John and Erica Witte
Owners, The Poison Cup
1128 W. Armitage,
Opened in April 2009; doubles as an art gallery. Stocks 100-115 wines, many from “passionate wine artisans.”

Jurtschitsch Gruner Veltliner Gruve 2007 ($11): Atypically lush gruner from Austria with ripe peach and apricot freshness. Drink on its own or pair with roasted chicken or pork loin.

Castillo de Jumilla Rosé 2008 ($13): Made from the monastrell grape, this pretty pink Spanish wine with both density and acidity is crisp and refreshing, more like a sauvignon blanc, but red fruit flavors add an element of surprise. Drink by itself or with a spinach, strawberry, and walnut salad.

Terra Blanca Red Mountain Syrah 2002 ($22): Stylistically French and silkily elegant, this certified-organic Washington State syrah with a “farmy” first whiff, mouthwatering acidity, and tangy black fruits comes alive with lean, smoky meats like seared venison or bison. “If you’re still drinking red in the heat of the summer, this is the red you should be drinking,” say Erica.

Sean Krainik and Nathan Adams
Owners, Red & White
1861 N. Milwaukee, 773-486-4769
Opened July 2008. Stocks about 240 wines with a focus on natural and organic. More Old World than New World, but some from U.S.

Lambert “Cuvée Mathilde” Rosé 2008 ($16): This cabernet franc rosé from a biodynamic vineyard in the Loire Valley is well-balanced and earthy, with savory herbal tones, brininess, structure, mouth spritz, and acidity that stand up beautifully to charcuterie and cheeses.

Luneau-Papin “Clos des Allées” Muscadet 2007 ($17): From a single biodynamic vineyard near the sea in the western Loire, this extremely dry wine from the melon de bourgogne grape has intense minerality, sharp acid, round lemon tones, and a rich, focused finish. Pair with shellfish and ceviches.

Domaine Maestracci “E Prove” 2005 ($20): Organic Corsican red made from nielluccio (sangiovese) with a touch of the local schiacarello grape, bursting with big, dark berry fruit and a touch of smoke. Goes well with braised and smoked short ribs and anything barbecued.

Amy Garman
Owner, South Loop Wine Cellar
1442 S. Michigan, 312-356-0630
Opened in 2007. Stocks 150-200 wines with an emphasis on handcrafted over mass produced.

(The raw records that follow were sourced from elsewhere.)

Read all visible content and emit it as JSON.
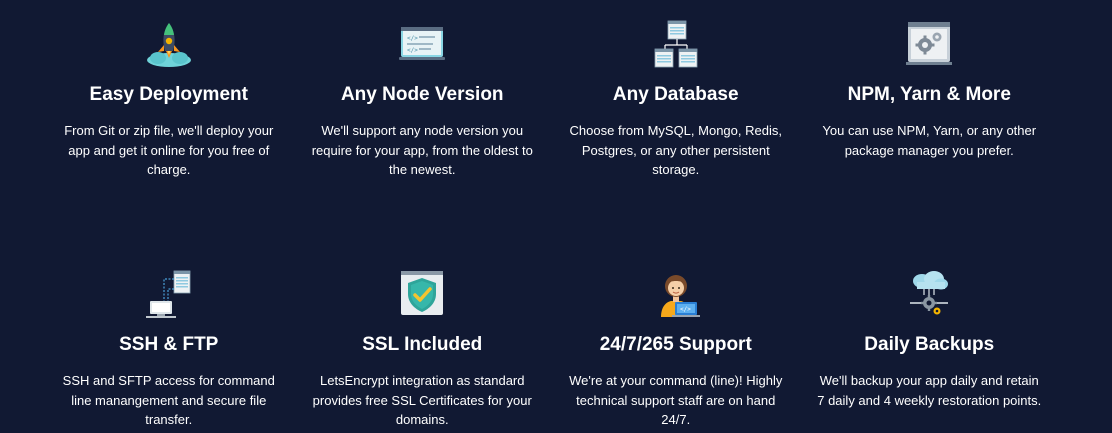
{
  "features": [
    {
      "icon": "rocket-icon",
      "title": "Easy Deployment",
      "description": "From Git or zip file, we'll deploy your app and get it online for you free of charge."
    },
    {
      "icon": "code-window-icon",
      "title": "Any Node Version",
      "description": "We'll support any node version you require for your app, from the oldest to the newest."
    },
    {
      "icon": "database-icon",
      "title": "Any Database",
      "description": "Choose from MySQL, Mongo, Redis, Postgres, or any other persistent storage."
    },
    {
      "icon": "package-gear-icon",
      "title": "NPM, Yarn & More",
      "description": "You can use NPM, Yarn, or any other package manager you prefer."
    },
    {
      "icon": "ssh-ftp-icon",
      "title": "SSH & FTP",
      "description": "SSH and SFTP access for command line manangement and secure file transfer."
    },
    {
      "icon": "shield-check-icon",
      "title": "SSL Included",
      "description": "LetsEncrypt integration as standard provides free SSL Certificates for your domains."
    },
    {
      "icon": "support-person-icon",
      "title": "24/7/265 Support",
      "description": "We're at your command (line)! Highly technical support staff are on hand 24/7."
    },
    {
      "icon": "cloud-backup-icon",
      "title": "Daily Backups",
      "description": "We'll backup your app daily and retain 7 daily and 4 weekly restoration points."
    }
  ]
}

Monowai Sauvignon Blanc 2008 ($16.50): This nicely balanced organic wine from a small producer in Hawke’s Bay, New Zealand, is crisp, light, and citrusy. Good with a goat-cheese-topped salad or chicken.

Elk Cove Rosé of Pinot Noir 2009 ($17.99): “My favorite wine for summer,” from the Willamette Valley, “is simply delicious, and I like it with grilled salmon accented by lemon, capers, and spinach.”

Bodega NQN “Malma” Malbec Reserve 2006 ($17.99): Rich but not overwhelming, with dark-red fruit and some chocolate, this Patagonian Malbec is at its peak right now. “A match made in heaven with marinated and grilled steak fajitas,” says Garman.

Dave and Matt Somsky
Owners, Vrai Amour
953 W. Webster,
Opened in 2008. Father-and-son shop stocks 150 wines with a focus on bottles under $20.

Good Harbor Vineyards Pinot Grigio Reserve 2006 ($14.99): A low-alcohol blend of pinot grigio and 20 percent chardonnay from Michigan’s Leelanau Peninsula, this Italian-style white offers classic citrus notes with mineral components and apple characteristics. Pairs wonderfully with light seafood, including sushi.

Good Harbor Vineyards Trillium NV ($11.99): Blend of Riesling, vignoles, and seyval from the same producer. Semi-dry, with nectarine and grapefruit flavors. Goes well with Italian and Asian cuisine or blackened tuna, or drink by itself; the alcohol is only 11 percent.

Meinklang Pinot Noir Rosé Frizzante 2009 ($15.99): This biodynamic Austrian sparkler with a floral bouquet, slightly off-dry fruitiness, and notes of strawberry and rose petals is a delightful aperitif to serve with light hors d’oeuvres.